▶ _EXERCISE MATERIAL_:
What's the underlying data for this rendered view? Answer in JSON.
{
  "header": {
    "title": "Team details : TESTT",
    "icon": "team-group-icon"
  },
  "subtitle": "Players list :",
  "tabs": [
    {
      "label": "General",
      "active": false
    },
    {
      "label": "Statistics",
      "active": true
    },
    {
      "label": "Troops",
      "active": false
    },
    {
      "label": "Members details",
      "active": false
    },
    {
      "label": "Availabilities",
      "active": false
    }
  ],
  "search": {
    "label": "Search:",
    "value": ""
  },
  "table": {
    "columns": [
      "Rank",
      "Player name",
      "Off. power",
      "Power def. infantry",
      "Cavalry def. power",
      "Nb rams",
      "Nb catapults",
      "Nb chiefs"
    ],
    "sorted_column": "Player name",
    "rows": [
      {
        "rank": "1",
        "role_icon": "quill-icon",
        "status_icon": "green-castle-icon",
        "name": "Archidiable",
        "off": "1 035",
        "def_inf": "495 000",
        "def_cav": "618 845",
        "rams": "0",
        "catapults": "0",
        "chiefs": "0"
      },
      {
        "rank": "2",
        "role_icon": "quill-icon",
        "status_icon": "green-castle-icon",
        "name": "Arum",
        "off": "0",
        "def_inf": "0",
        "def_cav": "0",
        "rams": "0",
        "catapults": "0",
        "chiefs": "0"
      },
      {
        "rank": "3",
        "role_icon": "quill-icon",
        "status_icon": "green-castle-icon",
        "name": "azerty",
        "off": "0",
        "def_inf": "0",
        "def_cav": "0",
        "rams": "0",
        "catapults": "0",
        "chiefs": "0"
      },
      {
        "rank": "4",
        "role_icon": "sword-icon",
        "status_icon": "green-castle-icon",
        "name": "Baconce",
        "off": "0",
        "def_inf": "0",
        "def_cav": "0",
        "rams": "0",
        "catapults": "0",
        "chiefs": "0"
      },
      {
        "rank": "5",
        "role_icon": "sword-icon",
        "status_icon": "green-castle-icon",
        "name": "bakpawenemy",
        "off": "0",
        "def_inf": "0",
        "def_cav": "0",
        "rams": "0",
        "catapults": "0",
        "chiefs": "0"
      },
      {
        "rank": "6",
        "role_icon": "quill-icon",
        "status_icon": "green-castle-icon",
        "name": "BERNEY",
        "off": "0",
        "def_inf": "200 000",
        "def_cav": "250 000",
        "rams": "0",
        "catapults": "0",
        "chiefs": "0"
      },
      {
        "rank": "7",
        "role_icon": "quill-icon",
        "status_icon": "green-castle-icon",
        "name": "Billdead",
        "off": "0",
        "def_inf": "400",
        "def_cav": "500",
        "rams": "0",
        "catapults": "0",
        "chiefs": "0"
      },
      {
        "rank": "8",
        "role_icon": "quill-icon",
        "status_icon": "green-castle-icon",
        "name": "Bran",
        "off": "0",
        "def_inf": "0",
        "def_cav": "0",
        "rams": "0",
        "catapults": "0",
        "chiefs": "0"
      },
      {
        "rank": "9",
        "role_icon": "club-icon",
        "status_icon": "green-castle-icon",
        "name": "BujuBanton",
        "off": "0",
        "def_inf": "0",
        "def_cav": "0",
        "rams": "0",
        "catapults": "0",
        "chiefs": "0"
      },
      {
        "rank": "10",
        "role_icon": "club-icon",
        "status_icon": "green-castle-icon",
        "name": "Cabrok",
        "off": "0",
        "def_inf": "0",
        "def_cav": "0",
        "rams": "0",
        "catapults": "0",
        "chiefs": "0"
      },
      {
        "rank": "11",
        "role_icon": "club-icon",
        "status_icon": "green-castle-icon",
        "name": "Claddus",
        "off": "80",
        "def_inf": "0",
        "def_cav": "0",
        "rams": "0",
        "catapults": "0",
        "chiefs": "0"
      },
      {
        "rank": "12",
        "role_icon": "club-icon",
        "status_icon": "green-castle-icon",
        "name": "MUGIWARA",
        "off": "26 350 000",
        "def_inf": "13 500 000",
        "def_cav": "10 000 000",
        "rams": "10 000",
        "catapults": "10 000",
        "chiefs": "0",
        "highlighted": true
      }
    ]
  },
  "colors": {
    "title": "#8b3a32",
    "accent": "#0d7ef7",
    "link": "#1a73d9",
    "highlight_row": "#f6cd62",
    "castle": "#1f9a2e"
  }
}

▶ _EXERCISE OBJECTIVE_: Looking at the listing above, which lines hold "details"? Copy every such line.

▶ _PROBLEM SOLUTION_:
    "title": "Team details : TESTT",
      "label": "Members details",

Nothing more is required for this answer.